■ **Task brief**: Copy out each line in the listing below where the word "suin" appears.
────
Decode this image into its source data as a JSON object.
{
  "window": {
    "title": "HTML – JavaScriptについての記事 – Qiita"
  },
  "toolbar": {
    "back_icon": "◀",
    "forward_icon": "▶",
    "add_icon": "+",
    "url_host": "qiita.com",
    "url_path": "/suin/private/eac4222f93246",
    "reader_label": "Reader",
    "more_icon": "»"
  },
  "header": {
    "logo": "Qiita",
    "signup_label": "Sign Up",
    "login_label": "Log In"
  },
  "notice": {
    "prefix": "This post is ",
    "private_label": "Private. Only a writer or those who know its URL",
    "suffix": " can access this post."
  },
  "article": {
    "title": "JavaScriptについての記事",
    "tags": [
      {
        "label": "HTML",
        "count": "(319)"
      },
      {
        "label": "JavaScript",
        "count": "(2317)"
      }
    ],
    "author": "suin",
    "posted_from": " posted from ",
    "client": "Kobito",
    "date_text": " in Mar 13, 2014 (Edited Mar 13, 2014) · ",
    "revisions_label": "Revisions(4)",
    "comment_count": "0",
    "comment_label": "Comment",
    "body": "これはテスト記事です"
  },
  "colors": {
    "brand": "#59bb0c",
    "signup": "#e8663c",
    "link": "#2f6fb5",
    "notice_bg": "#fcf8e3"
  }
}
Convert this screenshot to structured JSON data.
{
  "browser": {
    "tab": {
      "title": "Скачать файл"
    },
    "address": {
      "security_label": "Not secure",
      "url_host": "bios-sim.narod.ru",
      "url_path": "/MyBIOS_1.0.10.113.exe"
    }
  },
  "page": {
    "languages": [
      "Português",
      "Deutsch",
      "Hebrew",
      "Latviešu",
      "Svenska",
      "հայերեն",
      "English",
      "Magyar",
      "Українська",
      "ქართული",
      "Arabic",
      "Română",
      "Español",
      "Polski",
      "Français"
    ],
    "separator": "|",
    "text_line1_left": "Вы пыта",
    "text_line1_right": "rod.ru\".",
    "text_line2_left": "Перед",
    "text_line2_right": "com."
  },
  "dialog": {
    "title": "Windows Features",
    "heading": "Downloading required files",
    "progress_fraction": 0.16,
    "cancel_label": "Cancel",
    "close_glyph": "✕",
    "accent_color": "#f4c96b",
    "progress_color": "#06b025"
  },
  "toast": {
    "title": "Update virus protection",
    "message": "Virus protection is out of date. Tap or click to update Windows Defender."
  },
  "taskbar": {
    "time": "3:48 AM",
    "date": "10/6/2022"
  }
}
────
■ **Finished exercise**:
    "url_path": "/suin/private/eac4222f93246",
    "author": "suin",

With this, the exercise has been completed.